* [Task instructions]: All of the records must be set down again word for word.

* * * *

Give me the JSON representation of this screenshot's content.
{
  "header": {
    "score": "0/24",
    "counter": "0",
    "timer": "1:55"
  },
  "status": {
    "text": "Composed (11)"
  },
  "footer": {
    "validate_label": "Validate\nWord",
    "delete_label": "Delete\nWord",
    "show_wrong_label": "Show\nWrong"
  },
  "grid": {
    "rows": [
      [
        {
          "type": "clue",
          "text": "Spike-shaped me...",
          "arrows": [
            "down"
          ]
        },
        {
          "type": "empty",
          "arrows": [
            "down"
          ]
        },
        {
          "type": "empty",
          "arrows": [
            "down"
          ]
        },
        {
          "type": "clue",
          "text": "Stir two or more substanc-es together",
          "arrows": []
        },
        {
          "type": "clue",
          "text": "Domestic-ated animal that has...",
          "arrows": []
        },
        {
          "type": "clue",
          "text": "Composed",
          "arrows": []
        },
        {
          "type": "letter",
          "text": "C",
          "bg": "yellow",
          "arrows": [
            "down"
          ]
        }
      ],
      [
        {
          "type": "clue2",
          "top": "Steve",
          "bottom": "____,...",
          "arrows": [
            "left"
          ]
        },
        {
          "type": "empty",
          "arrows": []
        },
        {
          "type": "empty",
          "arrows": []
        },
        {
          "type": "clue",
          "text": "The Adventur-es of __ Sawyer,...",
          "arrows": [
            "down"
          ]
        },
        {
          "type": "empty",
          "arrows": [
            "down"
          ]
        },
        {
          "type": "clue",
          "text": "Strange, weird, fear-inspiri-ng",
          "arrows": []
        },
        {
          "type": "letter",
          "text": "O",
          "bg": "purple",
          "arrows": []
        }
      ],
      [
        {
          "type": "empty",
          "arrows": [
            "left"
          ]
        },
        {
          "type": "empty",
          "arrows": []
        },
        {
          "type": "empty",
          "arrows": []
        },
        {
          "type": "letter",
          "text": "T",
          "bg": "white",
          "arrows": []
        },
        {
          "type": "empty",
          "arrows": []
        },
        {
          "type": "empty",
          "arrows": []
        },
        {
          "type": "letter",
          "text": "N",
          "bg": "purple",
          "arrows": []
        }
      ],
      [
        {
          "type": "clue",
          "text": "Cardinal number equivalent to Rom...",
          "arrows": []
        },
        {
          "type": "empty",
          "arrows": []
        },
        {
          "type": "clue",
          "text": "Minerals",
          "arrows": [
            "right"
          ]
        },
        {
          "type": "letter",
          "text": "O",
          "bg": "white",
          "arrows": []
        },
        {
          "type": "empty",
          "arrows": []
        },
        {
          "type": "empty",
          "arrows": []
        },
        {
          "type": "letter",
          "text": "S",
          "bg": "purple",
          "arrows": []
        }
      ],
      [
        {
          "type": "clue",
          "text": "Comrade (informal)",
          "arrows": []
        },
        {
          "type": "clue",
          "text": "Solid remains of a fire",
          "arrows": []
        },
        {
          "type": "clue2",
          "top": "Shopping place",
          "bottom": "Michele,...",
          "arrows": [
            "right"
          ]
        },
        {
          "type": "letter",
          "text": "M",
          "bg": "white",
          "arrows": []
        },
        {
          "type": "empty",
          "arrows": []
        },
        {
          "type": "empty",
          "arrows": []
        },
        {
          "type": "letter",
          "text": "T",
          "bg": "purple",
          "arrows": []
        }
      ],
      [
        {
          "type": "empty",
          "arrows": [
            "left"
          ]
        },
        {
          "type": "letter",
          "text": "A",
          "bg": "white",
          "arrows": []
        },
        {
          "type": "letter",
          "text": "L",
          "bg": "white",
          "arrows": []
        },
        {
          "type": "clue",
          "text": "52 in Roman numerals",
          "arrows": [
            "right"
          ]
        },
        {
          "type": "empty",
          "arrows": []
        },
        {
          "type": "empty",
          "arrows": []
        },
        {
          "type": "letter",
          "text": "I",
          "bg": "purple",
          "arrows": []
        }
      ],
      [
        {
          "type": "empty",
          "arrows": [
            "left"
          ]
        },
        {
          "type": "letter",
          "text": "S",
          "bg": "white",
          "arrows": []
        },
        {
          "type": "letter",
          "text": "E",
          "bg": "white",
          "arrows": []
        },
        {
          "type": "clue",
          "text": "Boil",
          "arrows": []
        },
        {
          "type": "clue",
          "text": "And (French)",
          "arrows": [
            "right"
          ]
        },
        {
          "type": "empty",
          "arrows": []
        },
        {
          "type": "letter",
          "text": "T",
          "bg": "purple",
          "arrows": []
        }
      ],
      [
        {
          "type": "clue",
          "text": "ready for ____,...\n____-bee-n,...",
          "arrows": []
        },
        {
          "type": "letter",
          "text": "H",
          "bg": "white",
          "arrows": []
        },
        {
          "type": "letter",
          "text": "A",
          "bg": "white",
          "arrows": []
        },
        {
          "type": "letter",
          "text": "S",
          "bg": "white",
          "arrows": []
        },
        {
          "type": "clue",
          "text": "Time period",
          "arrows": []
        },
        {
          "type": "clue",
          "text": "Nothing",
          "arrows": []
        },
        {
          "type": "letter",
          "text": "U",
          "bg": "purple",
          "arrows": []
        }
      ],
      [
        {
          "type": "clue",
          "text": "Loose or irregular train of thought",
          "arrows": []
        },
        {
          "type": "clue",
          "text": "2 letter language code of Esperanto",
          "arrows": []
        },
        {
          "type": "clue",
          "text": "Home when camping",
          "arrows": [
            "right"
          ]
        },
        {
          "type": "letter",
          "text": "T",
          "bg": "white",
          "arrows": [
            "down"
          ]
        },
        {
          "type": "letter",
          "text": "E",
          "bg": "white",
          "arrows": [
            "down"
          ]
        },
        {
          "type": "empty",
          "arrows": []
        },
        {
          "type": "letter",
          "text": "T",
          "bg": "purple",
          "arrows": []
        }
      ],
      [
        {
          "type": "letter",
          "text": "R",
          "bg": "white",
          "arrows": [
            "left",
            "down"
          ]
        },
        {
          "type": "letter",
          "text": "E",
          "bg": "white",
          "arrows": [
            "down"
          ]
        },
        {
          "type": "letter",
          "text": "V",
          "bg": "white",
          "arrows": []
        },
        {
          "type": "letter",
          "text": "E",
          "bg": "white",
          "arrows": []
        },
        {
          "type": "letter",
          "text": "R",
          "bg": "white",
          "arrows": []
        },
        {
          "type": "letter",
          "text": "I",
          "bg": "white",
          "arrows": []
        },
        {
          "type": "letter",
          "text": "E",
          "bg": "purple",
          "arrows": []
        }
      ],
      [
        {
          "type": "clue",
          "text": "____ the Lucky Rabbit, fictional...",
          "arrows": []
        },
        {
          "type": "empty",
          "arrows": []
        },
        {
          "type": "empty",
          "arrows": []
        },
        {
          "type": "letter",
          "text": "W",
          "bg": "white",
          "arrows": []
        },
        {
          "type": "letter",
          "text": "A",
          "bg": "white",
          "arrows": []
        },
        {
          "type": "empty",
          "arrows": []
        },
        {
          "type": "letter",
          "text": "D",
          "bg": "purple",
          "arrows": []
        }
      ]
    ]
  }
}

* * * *

* [Exercise output]:
Give me the JSON representation of this screenshot's content.
{
  "header": {
    "score": "0/24",
    "counter": "0",
    "timer": "1:55"
  },
  "status": {
    "text": "Composed (11)"
  },
  "footer": {
    "validate_label": "Validate\nWord",
    "delete_label": "Delete\nWord",
    "show_wrong_label": "Show\nWrong"
  },
  "grid": {
    "rows": [
      [
        {
          "type": "clue",
          "text": "Spike-shaped me...",
          "arrows": [
            "down"
          ]
        },
        {
          "type": "empty",
          "arrows": [
            "down"
          ]
        },
        {
          "type": "empty",
          "arrows": [
            "down"
          ]
        },
        {
          "type": "clue",
          "text": "Stir two or more substanc-es together",
          "arrows": []
        },
        {
          "type": "clue",
          "text": "Domestic-ated animal that has...",
          "arrows": []
        },
        {
          "type": "clue",
          "text": "Composed",
          "arrows": []
        },
        {
          "type": "letter",
          "text": "C",
          "bg": "yellow",
          "arrows": [
            "down"
          ]
        }
      ],
      [
        {
          "type": "clue2",
          "top": "Steve",
          "bottom": "____,...",
          "arrows": [
            "left"
          ]
        },
        {
          "type": "empty",
          "arrows": []
        },
        {
          "type": "empty",
          "arrows": []
        },
        {
          "type": "clue",
          "text": "The Adventur-es of __ Sawyer,...",
          "arrows": [
            "down"
          ]
        },
        {
          "type": "empty",
          "arrows": [
            "down"
          ]
        },
        {
          "type": "clue",
          "text": "Strange, weird, fear-inspiri-ng",
          "arrows": []
        },
        {
          "type": "letter",
          "text": "O",
          "bg": "purple",
          "arrows": []
        }
      ],
      [
        {
          "type": "empty",
          "arrows": [
            "left"
          ]
        },
        {
          "type": "empty",
          "arrows": []
        },
        {
          "type": "empty",
          "arrows": []
        },
        {
          "type": "letter",
          "text": "T",
          "bg": "white",
          "arrows": []
        },
        {
          "type": "empty",
          "arrows": []
        },
        {
          "type": "empty",
          "arrows": []
        },
        {
          "type": "letter",
          "text": "N",
          "bg": "purple",
          "arrows": []
        }
      ],
      [
        {
          "type": "clue",
          "text": "Cardinal number equivalent to Rom...",
          "arrows": []
        },
        {
          "type": "empty",
          "arrows": []
        },
        {
          "type": "clue",
          "text": "Minerals",
          "arrows": [
            "right"
          ]
        },
        {
          "type": "letter",
          "text": "O",
          "bg": "white",
          "arrows": []
        },
        {
          "type": "empty",
          "arrows": []
        },
        {
          "type": "empty",
          "arrows": []
        },
        {
          "type": "letter",
          "text": "S",
          "bg": "purple",
          "arrows": []
        }
      ],
      [
        {
          "type": "clue",
          "text": "Comrade (informal)",
          "arrows": []
        },
        {
          "type": "clue",
          "text": "Solid remains of a fire",
          "arrows": []
        },
        {
          "type": "clue2",
          "top": "Shopping place",
          "bottom": "Michele,...",
          "arrows": [
            "right"
          ]
        },
        {
          "type": "letter",
          "text": "M",
          "bg": "white",
          "arrows": []
        },
        {
          "type": "empty",
          "arrows": []
        },
        {
          "type": "empty",
          "arrows": []
        },
        {
          "type": "letter",
          "text": "T",
          "bg": "purple",
          "arrows": []
        }
      ],
      [
        {
          "type": "empty",
          "arrows": [
            "left"
          ]
        },
        {
          "type": "letter",
          "text": "A",
          "bg": "white",
          "arrows": []
        },
        {
          "type": "letter",
          "text": "L",
          "bg": "white",
          "arrows": []
        },
        {
          "type": "clue",
          "text": "52 in Roman numerals",
          "arrows": [
            "right"
          ]
        },
        {
          "type": "empty",
          "arrows": []
        },
        {
          "type": "empty",
          "arrows": []
        },
        {
          "type": "letter",
          "text": "I",
          "bg": "purple",
          "arrows": []
        }
      ],
      [
        {
          "type": "empty",
          "arrows": [
            "left"
          ]
        },
        {
          "type": "letter",
          "text": "S",
          "bg": "white",
          "arrows": []
        },
        {
          "type": "letter",
          "text": "E",
          "bg": "white",
          "arrows": []
        },
        {
          "type": "clue",
          "text": "Boil",
          "arrows": []
        },
        {
          "type": "clue",
          "text": "And (French)",
          "arrows": [
            "right"
          ]
        },
        {
          "type": "empty",
          "arrows": []
        },
        {
          "type": "letter",
          "text": "T",
          "bg": "purple",
          "arrows": []
        }
      ],
      [
        {
          "type": "clue",
          "text": "ready for ____,...\n____-bee-n,...",
          "arrows": []
        },
        {
          "type": "letter",
          "text": "H",
          "bg": "white",
          "arrows": []
        },
        {
          "type": "letter",
          "text": "A",
          "bg": "white",
          "arrows": []
        },
        {
          "type": "letter",
          "text": "S",
          "bg": "white",
          "arrows": []
        },
        {
          "type": "clue",
          "text": "Time period",
          "arrows": []
        },
        {
          "type": "clue",
          "text": "Nothing",
          "arrows": []
        },
        {
          "type": "letter",
          "text": "U",
          "bg": "purple",
          "arrows": []
        }
      ],
      [
        {
          "type": "clue",
          "text": "Loose or irregular train of thought",
          "arrows": []
        },
        {
          "type": "clue",
          "text": "2 letter language code of Esperanto",
          "arrows": []
        },
        {
          "type": "clue",
          "text": "Home when camping",
          "arrows": [
            "right"
          ]
        },
        {
          "type": "letter",
          "text": "T",
          "bg": "white",
          "arrows": [
            "down"
          ]
        },
        {
          "type": "letter",
          "text": "E",
          "bg": "white",
          "arrows": [
            "down"
          ]
        },
        {
          "type": "empty",
          "arrows": []
        },
        {
          "type": "letter",
          "text": "T",
          "bg": "purple",
          "arrows": []
        }
      ],
      [
        {
          "type": "letter",
          "text": "R",
          "bg": "white",
          "arrows": [
            "left",
            "down"
          ]
        },
        {
          "type": "letter",
          "text": "E",
          "bg": "white",
          "arrows": [
            "down"
          ]
        },
        {
          "type": "letter",
          "text": "V",
          "bg": "white",
          "arrows": []
        },
        {
          "type": "letter",
          "text": "E",
          "bg": "white",
          "arrows": []
        },
        {
          "type": "letter",
          "text": "R",
          "bg": "white",
          "arrows": []
        },
        {
          "type": "letter",
          "text": "I",
          "bg": "white",
          "arrows": []
        },
        {
          "type": "letter",
          "text": "E",
          "bg": "purple",
          "arrows": []
        }
      ],
      [
        {
          "type": "clue",
          "text": "____ the Lucky Rabbit, fictional...",
          "arrows": []
        },
        {
          "type": "empty",
          "arrows": []
        },
        {
          "type": "empty",
          "arrows": []
        },
        {
          "type": "letter",
          "text": "W",
          "bg": "white",
          "arrows": []
        },
        {
          "type": "letter",
          "text": "A",
          "bg": "white",
          "arrows": []
        },
        {
          "type": "empty",
          "arrows": []
        },
        {
          "type": "letter",
          "text": "D",
          "bg": "purple",
          "arrows": []
        }
      ]
    ]
  }
}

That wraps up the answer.